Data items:
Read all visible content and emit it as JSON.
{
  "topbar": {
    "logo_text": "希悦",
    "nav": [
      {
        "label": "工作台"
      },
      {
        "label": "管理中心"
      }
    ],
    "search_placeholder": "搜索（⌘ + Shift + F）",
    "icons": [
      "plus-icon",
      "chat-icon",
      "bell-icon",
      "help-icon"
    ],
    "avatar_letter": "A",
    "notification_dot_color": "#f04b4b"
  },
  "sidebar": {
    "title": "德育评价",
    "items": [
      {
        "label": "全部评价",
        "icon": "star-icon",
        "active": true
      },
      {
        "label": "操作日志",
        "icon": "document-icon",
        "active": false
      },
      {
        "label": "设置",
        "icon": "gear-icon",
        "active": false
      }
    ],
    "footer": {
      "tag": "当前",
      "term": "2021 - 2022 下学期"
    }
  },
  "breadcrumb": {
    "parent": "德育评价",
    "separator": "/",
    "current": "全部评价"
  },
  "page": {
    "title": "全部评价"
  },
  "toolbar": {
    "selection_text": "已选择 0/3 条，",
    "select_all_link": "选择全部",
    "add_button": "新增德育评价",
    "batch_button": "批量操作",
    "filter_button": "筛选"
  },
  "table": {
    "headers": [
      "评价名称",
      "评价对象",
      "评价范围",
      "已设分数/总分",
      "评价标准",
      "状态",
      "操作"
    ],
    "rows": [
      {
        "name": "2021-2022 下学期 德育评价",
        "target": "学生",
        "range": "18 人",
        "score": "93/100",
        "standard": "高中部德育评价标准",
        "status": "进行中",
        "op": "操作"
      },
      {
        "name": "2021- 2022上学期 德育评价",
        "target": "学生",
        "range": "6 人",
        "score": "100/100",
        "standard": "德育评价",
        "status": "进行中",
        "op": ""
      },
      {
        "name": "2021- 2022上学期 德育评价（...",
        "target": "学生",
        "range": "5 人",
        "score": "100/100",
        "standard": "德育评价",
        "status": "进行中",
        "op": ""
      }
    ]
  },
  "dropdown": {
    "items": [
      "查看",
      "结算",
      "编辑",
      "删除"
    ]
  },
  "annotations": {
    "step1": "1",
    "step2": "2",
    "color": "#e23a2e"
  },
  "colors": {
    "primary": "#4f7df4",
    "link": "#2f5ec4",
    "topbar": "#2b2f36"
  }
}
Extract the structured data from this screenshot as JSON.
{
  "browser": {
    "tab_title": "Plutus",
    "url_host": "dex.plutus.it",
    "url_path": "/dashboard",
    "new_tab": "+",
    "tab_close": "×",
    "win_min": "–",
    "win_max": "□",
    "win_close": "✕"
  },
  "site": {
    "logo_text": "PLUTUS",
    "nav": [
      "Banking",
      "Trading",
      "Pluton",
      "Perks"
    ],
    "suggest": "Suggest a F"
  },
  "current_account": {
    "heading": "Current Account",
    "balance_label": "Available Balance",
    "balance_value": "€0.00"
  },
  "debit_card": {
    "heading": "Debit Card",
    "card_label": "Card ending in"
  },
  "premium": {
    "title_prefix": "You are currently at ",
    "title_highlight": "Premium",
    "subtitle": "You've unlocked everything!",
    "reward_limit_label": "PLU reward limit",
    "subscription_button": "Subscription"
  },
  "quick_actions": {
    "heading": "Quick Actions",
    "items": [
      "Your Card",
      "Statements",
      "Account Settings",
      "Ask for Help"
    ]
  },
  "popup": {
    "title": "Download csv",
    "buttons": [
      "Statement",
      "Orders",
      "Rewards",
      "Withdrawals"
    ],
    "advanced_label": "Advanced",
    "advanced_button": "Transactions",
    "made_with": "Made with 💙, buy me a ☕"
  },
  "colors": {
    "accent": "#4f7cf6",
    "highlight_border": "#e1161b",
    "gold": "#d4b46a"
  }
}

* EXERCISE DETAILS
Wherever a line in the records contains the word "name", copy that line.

* TASK RESULT
        "name": "2021-2022 下学期 德育评价",
        "name": "2021- 2022上学期 德育评价",
        "name": "2021- 2022上学期 德育评价（...",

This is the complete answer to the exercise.